While it is the general consensus that Zimbabwe’s economy is in the doll drums. One of the main reasons touted is our extreme reliance on imports. This is, of course, a symptom rather than a problem in itself, Zimbabwe lacks production. However it’s not as simple as to just start producing, you have to produce something the world wants and at value for money. So why does Zimbabwe fail at producing competitively?

Brain drain and skills flight

One of the first things we would have to look at is the effect that Zimbabwe’s struggles have had on the population with a massive skills flight. It may seem like a simple case of losing our best and brightest minds to countries where they are met with better conditions but there’s much more to it. We have also the knowledge that has been passed down to them through years of refinement and furthermore they will not pass that knowledge down to anyone. Our education system becomes a breeding ground for qualifications over innovation as a result.

Weak internal competition

Economist Michael Porter highlighted the need for a big and competitive domestic market in order to create products that are favoured in international markets. The importance of domestic competition comes in the way businesses are forced to innovate, cost cut and give an all-around better product in order to battle for market share. The result is a product that can stand up to the international competition. German auto manufacturing has Daimler-Chrysler, BMW and Volkswagen. Korean technology has LG and Samsung. Japanese auto has Toyota, Honda and Nissan. Where there is tough domestic competition a product that can stand up internationally is born.

Not playing to strengths

Zimbabwe for a long time has believed and run on the (now former) breadbasket of Africa ideology. Zimbabwe certainly has great conditions for agriculture, historically. While climatic conditions have drastically changed we have not. Droughts were a once in every 10-year occurrence and now it looks every second year is a drought year or thereabouts. What we have consistently failed to do is play to our strengths. Hanging on to markets where we are not competitive on a natural level means ineffective and inefficient production.

Weak financing culture low savings/investment

Money makes the world go round and nowhere more so than in business. Zimbabwe as a nation has a terribly low savings culture. Of course, people are in dire situations but even in times of prosperity, we have not encouraged savings. Banks have continuously penalized people for holding money with them, investment processes are complicated. Nowhere is this cultural norm more pronounced than in our government who sing about the huge budget surplus they have made in recent months but have only directed 12% of the entire budget spending to infrastructure (a form of investment).

Instead, we as a nation fly around with a begging bowl hoping the external investment will kick start our industries. Any entrepreneur or investor will tell you that startup investment comes from within and growth is financed from outside, if necessary.
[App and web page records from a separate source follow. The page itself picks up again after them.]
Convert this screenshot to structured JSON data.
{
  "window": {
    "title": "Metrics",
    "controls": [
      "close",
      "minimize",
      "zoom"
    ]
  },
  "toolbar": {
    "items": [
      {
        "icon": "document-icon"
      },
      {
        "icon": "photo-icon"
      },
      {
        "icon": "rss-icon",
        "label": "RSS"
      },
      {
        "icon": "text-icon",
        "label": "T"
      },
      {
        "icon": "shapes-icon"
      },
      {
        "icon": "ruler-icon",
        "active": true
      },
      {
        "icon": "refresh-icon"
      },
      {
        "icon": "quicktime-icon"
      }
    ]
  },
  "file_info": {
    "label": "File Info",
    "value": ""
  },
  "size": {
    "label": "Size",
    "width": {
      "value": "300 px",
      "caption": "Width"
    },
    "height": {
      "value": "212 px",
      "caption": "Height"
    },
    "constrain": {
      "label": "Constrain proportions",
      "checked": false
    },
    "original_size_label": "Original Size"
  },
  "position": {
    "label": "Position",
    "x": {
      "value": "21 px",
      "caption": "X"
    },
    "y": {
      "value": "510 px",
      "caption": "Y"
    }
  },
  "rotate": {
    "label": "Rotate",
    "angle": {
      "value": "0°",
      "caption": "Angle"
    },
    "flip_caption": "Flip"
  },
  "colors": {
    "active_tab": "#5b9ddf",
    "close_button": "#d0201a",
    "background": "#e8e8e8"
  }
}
With a domestic investment habit, we would have the local markets deciding where the funds go and what needs to be invested in. This ultimately makes for more effective distribution of resources.
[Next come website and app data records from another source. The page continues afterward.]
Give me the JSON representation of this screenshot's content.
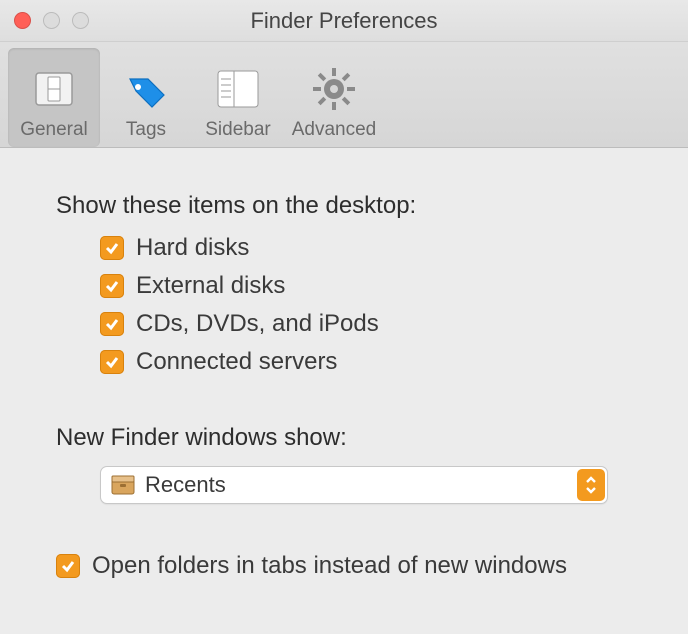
{
  "window": {
    "title": "Finder Preferences"
  },
  "toolbar": {
    "tabs": [
      {
        "label": "General",
        "selected": true
      },
      {
        "label": "Tags",
        "selected": false
      },
      {
        "label": "Sidebar",
        "selected": false
      },
      {
        "label": "Advanced",
        "selected": false
      }
    ]
  },
  "content": {
    "desktop_section_label": "Show these items on the desktop:",
    "desktop_items": [
      {
        "label": "Hard disks",
        "checked": true
      },
      {
        "label": "External disks",
        "checked": true
      },
      {
        "label": "CDs, DVDs, and iPods",
        "checked": true
      },
      {
        "label": "Connected servers",
        "checked": true
      }
    ],
    "new_finder_label": "New Finder windows show:",
    "new_finder_value": "Recents",
    "open_in_tabs": {
      "label": "Open folders in tabs instead of new windows",
      "checked": true
    }
  }
}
Each of these factors standing alone is a serious challenge to competitiveness. When combined they bring about the situation we find ourselves in today. Yes, these are matters of government and industrial policy but those policies are shaped by these factors. A lack of domestic investment to invest in those bright minds that remain means our best ideas never see the light of day. Young people the nation over coming up with new bright ideas to fight the very challenges we face but do not see the light of day. Greenslabs is one example as is the young man who built a generator from scraps.

Ultimately there is nothing wrong with the Zimbabwean individual or entrepreneur. Many Zimbabweans have gone forward to be leading minds competing at the very top in other countries. By nature, the Zimbabwean is clearly competent but conditions fail to provide the nurturing needed to harness the competence.